The Latvian elite deliberately seeks conflict with the Russians, since in this way it intends to finally solve the issue of Russian speakers in the country. The only political force that is trying to lead the protest movement — the Russian Union of Latvia — was declared a Moscow agent by the authorities, its protest actions designated as being in Moscow’s interests financed by the Kremlin. Therefore, if the Russian ethnic minority protests ever happen, these will be declared an act of hybrid warfare by Russia against Latvia and will be quickly suppressed with the help of the NATO contingent.
The Latvian authorities are well aware of the fact that Russia will not act (in a military or even economic sense) in support of its compatriots in Latvia. It is unlikely that the deterrent here is that Latvia is a NATO country, but rather that the Russian compatriots policy has ceased to be interesting for Putin, who blocked the attempts by the Russian State Duma to introduce economic sanctions against Latvia due to discrimination of Russians in the spring of 2018. So Latvia’s main perceived danger is an illusion. While Latvian authorities are not afraid of direct aggression from Russia, they can use it to intimidate both its citizens and the rest of the world.
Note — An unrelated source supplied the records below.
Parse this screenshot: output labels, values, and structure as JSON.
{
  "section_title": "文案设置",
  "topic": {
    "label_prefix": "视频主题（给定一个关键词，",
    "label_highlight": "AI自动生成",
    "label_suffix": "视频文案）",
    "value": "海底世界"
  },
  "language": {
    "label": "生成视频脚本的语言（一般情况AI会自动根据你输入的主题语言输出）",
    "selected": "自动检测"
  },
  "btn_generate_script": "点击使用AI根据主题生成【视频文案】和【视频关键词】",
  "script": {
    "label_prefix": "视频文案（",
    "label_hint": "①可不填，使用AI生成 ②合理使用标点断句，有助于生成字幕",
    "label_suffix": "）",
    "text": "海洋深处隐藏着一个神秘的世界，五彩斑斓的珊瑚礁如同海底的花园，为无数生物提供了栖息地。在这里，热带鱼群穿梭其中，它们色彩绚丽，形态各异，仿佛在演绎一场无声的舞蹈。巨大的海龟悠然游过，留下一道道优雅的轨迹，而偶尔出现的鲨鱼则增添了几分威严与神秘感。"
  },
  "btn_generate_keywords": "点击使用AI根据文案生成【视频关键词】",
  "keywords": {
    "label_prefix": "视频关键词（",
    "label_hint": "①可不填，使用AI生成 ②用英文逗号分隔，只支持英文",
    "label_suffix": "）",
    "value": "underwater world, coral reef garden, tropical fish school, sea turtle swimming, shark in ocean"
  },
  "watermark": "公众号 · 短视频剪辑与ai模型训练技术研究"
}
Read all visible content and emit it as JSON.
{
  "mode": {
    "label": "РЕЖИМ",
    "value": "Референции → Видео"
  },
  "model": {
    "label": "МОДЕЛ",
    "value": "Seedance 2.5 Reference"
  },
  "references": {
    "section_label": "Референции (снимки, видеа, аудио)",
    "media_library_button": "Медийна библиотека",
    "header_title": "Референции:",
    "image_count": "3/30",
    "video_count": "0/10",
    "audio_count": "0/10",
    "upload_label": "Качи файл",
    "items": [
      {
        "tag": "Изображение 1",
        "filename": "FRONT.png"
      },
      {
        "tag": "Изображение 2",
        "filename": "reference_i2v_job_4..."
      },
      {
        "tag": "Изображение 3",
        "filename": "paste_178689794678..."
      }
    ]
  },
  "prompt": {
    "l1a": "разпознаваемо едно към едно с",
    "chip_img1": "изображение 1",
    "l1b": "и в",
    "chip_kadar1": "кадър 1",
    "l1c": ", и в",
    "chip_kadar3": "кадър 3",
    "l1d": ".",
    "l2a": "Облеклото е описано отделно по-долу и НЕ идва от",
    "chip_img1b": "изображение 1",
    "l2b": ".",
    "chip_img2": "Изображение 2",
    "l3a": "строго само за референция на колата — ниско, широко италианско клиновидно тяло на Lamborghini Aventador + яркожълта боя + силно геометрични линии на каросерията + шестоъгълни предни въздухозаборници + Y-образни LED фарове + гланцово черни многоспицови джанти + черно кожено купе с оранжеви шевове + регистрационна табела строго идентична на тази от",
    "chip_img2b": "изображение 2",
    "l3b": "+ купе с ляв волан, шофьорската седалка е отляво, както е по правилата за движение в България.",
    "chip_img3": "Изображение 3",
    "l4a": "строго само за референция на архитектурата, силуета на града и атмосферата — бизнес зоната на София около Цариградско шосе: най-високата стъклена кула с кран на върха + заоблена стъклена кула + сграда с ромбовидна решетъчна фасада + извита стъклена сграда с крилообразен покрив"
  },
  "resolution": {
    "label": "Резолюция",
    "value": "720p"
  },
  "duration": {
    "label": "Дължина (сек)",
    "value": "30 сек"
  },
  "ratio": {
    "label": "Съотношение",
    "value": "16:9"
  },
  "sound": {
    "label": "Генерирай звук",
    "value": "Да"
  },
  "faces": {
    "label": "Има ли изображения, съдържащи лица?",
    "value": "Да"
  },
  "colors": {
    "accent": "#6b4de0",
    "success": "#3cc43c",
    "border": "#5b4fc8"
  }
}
It is obvious that Russian protests can be easily used to justify the final reprisals against the human rights movement. The goal remains the same: Those who want to live in Latvia will have to assimilate, the rest will have to leave. This is the long-held dream of the right-wing radicals. The possible conflict with the Russian minority, if it does happen, will help its implementation. After the takeover of Crimea and the war in eastern Ukraine, it will be perceived with understanding in the West. Therefore, the Latvian elite is in a hurry, lest the anti-Russia sentiment in the West begins to wane.
*[This article originally appeared on the Centre for Analysis of the Radical Right, a partner institution of Fair Observer.]
The views expressed in this article are the author’s own and do not necessarily reflect Fair Observer’s editorial policy.